Last updated: 1/26/2016

How might achondroplasia affect motor development?

Infants with achondroplasia often have low muscle tone (mild to moderate) and difficulty supporting their heads. This difficulty is both because of the low muscle tone as well as due to their large head size. As a result, motor skills may be delayed.[2] Motor delays (e.g. delays in sitting, crawling, standing, walking, and grasping) are normal for children with achondroplasia. 

Children with achondroplasia are also at risk for developing “kyphosis” or curving of the spine. Because of this, unsupported sitting is not recommended until adequate trunk muscle strength is obtained. Fabric/soft back strollers, and soft canvas seats should be avoided during the first year of life.  If kyphosis develops, assessment by a specialist (e.g., orthopedic surgeon) may be recommended to determine if bracing is needed.[3]

Other serious complications of achondroplasia such as hydrocephalus and spinal cord compression may also cause motor skills to be impaired. Serious complications arising during infancy affect around 5% to 10% of infants with achondroplasia.[3]

Last updated: 1/26/2016

Do children with achondroplasia tend to talk at a normal age?

Typically by 18 months children are able to say around 10 words.  Children with achondroplasia may experience speech delays due to recurrent ear infections. Recurring ear infections can cause conductive hearing loss and may affect language and speech development.[3] 

Children with achondroplasia need careful monitoring for ear infections and speech delays should prompt a hearing assessment.

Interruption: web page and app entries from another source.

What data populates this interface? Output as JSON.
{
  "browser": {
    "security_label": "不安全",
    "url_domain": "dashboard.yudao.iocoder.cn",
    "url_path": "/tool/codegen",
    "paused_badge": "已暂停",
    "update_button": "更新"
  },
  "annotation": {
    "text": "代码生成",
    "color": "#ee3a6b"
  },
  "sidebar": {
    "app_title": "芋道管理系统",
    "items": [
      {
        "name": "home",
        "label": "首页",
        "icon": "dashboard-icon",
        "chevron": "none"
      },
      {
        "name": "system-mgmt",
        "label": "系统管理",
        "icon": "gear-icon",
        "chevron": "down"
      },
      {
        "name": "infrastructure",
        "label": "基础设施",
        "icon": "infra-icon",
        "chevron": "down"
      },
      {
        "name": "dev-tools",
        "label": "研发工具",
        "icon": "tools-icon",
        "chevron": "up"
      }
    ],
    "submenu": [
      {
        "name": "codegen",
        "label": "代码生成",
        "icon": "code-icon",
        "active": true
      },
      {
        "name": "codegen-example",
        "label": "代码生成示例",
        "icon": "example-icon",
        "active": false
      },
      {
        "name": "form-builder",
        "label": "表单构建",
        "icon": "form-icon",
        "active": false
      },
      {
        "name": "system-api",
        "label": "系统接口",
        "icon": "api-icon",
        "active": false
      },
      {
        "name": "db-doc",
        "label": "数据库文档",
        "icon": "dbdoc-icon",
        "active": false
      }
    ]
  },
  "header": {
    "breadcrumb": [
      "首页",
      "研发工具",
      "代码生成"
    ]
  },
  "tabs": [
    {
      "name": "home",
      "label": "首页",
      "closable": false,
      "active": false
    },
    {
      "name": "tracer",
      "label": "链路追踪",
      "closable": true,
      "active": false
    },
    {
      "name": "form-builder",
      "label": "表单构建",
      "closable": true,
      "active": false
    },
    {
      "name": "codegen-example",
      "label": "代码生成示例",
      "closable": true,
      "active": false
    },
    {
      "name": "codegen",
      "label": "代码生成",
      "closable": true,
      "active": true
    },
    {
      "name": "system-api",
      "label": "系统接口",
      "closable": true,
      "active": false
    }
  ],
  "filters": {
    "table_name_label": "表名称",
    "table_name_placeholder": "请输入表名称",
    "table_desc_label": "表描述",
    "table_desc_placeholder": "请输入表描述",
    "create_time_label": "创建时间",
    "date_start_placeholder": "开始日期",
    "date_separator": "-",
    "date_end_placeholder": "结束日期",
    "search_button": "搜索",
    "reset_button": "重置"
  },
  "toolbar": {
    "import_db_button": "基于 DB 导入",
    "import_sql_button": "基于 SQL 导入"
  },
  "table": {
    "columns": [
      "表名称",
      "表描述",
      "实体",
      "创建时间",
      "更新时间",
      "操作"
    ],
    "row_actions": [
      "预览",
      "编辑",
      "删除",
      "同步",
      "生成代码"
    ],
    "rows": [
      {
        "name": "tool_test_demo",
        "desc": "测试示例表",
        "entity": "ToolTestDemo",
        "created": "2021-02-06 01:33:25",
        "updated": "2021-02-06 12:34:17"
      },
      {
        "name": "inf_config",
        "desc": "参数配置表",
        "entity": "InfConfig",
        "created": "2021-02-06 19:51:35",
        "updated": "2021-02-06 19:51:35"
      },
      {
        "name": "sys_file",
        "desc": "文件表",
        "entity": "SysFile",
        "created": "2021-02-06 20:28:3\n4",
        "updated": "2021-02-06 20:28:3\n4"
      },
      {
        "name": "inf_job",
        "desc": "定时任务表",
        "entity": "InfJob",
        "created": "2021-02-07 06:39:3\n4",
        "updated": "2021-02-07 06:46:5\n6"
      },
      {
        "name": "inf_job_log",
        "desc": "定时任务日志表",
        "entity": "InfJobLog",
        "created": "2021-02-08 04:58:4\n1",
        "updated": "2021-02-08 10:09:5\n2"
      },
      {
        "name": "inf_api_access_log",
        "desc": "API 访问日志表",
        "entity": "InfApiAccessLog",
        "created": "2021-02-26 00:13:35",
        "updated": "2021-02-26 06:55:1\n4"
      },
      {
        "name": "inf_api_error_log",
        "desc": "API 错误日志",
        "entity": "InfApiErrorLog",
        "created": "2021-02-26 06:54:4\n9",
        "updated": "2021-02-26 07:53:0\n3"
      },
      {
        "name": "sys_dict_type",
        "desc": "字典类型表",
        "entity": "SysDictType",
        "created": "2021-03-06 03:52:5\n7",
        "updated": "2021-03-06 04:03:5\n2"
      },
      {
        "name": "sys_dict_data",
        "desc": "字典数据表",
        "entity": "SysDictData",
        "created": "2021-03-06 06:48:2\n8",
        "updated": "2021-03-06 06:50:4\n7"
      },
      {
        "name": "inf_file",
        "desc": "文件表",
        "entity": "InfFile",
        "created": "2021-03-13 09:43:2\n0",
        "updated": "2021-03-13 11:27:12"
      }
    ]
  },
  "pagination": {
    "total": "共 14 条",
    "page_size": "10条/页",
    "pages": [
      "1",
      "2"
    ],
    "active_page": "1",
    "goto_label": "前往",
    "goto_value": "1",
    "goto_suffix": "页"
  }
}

A formal speech evaluation should be done no later than 2 years of age.[3]
Last updated: 1/26/2016

How might children with achondroplasia be treated?

Recommendations for management of children with achondroplasia were outlined by the American Academy of Pediatrics Committee on Genetics in the article, Health Supervision for Children with Achondroplasia. We recommend that you review this article with your child’s health care provider(s). These recommendations include:[2]

• Monitoring of height, weight, and head circumference using growth curves standardized for achondroplasia

• Measures to avoid obesity starting in early childhood.

• Careful neurologic examinations, with referral to a pediatric neurologist as necessary

• MRI or CT of the foramen magnum region for evaluation of severe hypotonia or signs of spinal cord compression

• Obtaining history for possible sleep apnea, with sleep studies as necessary

• Evaluation for low thoracic or high lumbar gibbus if truncal weakness is present

• Referral to a pediatric orthopedist if bowing of the legs interferes with walking

• Management of frequent middle-ear infections

• Speech evaluation by age two years

• Careful monitoring of social adjustment

The GeneReview article on achondroplasia also provides information on medical management.

Last updated: 2/20/2013

How can I find a genetics professional in my area?

Genetics clinics are a source of information for individuals and families regarding genetic conditions, treatment, inheritance, and genetic risks to other family members. More information about genetic consultations is available from Genetics Home Reference. To find a genetics clinic, we recommend that you contact your primary healthcare provider for a referral.

The following online resources can help you find a genetics professional in your community:

Last updated: 5/24/2016

Other Names for this Disease
  • ACH
  • Achondroplastic dwarfism
See Disclaimer regarding information on this site. Some links on this page may take you to organizations outside of the National Institutes of Health.